How to complete this task: This exercise calls for every record to be set down again, exactly and in full.
╔══
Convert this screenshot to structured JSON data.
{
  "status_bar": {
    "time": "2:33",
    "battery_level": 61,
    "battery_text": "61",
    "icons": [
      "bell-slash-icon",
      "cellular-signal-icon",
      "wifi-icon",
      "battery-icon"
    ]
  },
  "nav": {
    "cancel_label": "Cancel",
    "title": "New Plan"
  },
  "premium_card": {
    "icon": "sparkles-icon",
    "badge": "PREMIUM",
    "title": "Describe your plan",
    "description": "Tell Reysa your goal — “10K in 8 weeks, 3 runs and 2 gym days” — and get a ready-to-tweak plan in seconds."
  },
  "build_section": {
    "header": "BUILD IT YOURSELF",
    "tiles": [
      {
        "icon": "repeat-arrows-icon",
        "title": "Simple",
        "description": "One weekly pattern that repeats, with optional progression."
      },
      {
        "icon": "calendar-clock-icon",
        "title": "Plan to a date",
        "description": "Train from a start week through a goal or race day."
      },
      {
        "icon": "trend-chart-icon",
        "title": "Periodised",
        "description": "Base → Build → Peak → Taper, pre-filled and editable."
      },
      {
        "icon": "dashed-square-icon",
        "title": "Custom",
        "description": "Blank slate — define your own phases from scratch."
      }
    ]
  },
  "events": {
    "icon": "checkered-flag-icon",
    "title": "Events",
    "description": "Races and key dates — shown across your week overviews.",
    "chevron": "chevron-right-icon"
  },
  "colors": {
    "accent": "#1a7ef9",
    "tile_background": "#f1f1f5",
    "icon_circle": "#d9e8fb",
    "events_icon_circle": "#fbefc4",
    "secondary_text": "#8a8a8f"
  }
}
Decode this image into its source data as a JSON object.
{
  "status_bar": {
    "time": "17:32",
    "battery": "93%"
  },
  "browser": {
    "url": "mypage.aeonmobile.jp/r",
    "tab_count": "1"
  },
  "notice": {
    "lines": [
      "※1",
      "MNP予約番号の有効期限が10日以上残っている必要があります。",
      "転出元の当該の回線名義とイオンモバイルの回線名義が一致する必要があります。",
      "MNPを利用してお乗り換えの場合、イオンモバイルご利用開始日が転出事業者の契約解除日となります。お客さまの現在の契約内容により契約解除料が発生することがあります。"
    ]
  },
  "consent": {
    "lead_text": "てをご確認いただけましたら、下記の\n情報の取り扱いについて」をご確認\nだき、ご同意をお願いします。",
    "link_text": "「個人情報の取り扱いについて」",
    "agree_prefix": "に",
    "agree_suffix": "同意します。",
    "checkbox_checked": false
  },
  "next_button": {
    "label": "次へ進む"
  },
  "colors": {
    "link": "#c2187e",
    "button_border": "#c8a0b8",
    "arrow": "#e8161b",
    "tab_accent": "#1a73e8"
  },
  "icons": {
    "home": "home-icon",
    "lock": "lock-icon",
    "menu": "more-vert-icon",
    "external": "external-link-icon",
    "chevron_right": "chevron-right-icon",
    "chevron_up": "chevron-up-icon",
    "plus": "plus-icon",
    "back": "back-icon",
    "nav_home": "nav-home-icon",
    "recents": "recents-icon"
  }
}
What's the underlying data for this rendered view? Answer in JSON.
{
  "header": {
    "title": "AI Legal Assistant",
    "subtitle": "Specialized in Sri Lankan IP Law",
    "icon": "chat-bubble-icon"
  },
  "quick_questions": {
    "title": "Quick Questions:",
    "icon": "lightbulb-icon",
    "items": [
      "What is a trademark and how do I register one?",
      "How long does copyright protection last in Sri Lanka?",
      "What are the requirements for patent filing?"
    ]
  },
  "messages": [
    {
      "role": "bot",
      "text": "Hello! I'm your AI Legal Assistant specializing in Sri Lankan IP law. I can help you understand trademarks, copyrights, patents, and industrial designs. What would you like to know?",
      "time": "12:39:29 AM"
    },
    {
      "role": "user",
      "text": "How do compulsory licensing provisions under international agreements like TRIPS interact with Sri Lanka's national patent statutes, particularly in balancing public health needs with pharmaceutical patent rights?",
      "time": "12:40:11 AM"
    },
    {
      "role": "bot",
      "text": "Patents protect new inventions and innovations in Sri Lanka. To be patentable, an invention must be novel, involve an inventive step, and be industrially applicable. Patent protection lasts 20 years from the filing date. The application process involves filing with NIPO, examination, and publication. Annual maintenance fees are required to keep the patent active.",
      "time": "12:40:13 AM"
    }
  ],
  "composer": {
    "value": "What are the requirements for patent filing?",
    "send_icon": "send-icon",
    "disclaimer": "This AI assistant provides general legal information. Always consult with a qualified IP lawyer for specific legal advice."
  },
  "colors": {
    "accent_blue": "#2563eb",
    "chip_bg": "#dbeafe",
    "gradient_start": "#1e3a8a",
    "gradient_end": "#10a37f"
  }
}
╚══
Task answer:
Convert this screenshot to structured JSON data.
{
  "status_bar": {
    "time": "2:33",
    "battery_level": 61,
    "battery_text": "61",
    "icons": [
      "bell-slash-icon",
      "cellular-signal-icon",
      "wifi-icon",
      "battery-icon"
    ]
  },
  "nav": {
    "cancel_label": "Cancel",
    "title": "New Plan"
  },
  "premium_card": {
    "icon": "sparkles-icon",
    "badge": "PREMIUM",
    "title": "Describe your plan",
    "description": "Tell Reysa your goal — “10K in 8 weeks, 3 runs and 2 gym days” — and get a ready-to-tweak plan in seconds."
  },
  "build_section": {
    "header": "BUILD IT YOURSELF",
    "tiles": [
      {
        "icon": "repeat-arrows-icon",
        "title": "Simple",
        "description": "One weekly pattern that repeats, with optional progression."
      },
      {
        "icon": "calendar-clock-icon",
        "title": "Plan to a date",
        "description": "Train from a start week through a goal or race day."
      },
      {
        "icon": "trend-chart-icon",
        "title": "Periodised",
        "description": "Base → Build → Peak → Taper, pre-filled and editable."
      },
      {
        "icon": "dashed-square-icon",
        "title": "Custom",
        "description": "Blank slate — define your own phases from scratch."
      }
    ]
  },
  "events": {
    "icon": "checkered-flag-icon",
    "title": "Events",
    "description": "Races and key dates — shown across your week overviews.",
    "chevron": "chevron-right-icon"
  },
  "colors": {
    "accent": "#1a7ef9",
    "tile_background": "#f1f1f5",
    "icon_circle": "#d9e8fb",
    "events_icon_circle": "#fbefc4",
    "secondary_text": "#8a8a8f"
  }
}
Decode this image into its source data as a JSON object.
{
  "status_bar": {
    "time": "17:32",
    "battery": "93%"
  },
  "browser": {
    "url": "mypage.aeonmobile.jp/r",
    "tab_count": "1"
  },
  "notice": {
    "lines": [
      "※1",
      "MNP予約番号の有効期限が10日以上残っている必要があります。",
      "転出元の当該の回線名義とイオンモバイルの回線名義が一致する必要があります。",
      "MNPを利用してお乗り換えの場合、イオンモバイルご利用開始日が転出事業者の契約解除日となります。お客さまの現在の契約内容により契約解除料が発生することがあります。"
    ]
  },
  "consent": {
    "lead_text": "てをご確認いただけましたら、下記の\n情報の取り扱いについて」をご確認\nだき、ご同意をお願いします。",
    "link_text": "「個人情報の取り扱いについて」",
    "agree_prefix": "に",
    "agree_suffix": "同意します。",
    "checkbox_checked": false
  },
  "next_button": {
    "label": "次へ進む"
  },
  "colors": {
    "link": "#c2187e",
    "button_border": "#c8a0b8",
    "arrow": "#e8161b",
    "tab_accent": "#1a73e8"
  },
  "icons": {
    "home": "home-icon",
    "lock": "lock-icon",
    "menu": "more-vert-icon",
    "external": "external-link-icon",
    "chevron_right": "chevron-right-icon",
    "chevron_up": "chevron-up-icon",
    "plus": "plus-icon",
    "back": "back-icon",
    "nav_home": "nav-home-icon",
    "recents": "recents-icon"
  }
}
What's the underlying data for this rendered view? Answer in JSON.
{
  "header": {
    "title": "AI Legal Assistant",
    "subtitle": "Specialized in Sri Lankan IP Law",
    "icon": "chat-bubble-icon"
  },
  "quick_questions": {
    "title": "Quick Questions:",
    "icon": "lightbulb-icon",
    "items": [
      "What is a trademark and how do I register one?",
      "How long does copyright protection last in Sri Lanka?",
      "What are the requirements for patent filing?"
    ]
  },
  "messages": [
    {
      "role": "bot",
      "text": "Hello! I'm your AI Legal Assistant specializing in Sri Lankan IP law. I can help you understand trademarks, copyrights, patents, and industrial designs. What would you like to know?",
      "time": "12:39:29 AM"
    },
    {
      "role": "user",
      "text": "How do compulsory licensing provisions under international agreements like TRIPS interact with Sri Lanka's national patent statutes, particularly in balancing public health needs with pharmaceutical patent rights?",
      "time": "12:40:11 AM"
    },
    {
      "role": "bot",
      "text": "Patents protect new inventions and innovations in Sri Lanka. To be patentable, an invention must be novel, involve an inventive step, and be industrially applicable. Patent protection lasts 20 years from the filing date. The application process involves filing with NIPO, examination, and publication. Annual maintenance fees are required to keep the patent active.",
      "time": "12:40:13 AM"
    }
  ],
  "composer": {
    "value": "What are the requirements for patent filing?",
    "send_icon": "send-icon",
    "disclaimer": "This AI assistant provides general legal information. Always consult with a qualified IP lawyer for specific legal advice."
  },
  "colors": {
    "accent_blue": "#2563eb",
    "chip_bg": "#dbeafe",
    "gradient_start": "#1e3a8a",
    "gradient_end": "#10a37f"
  }
}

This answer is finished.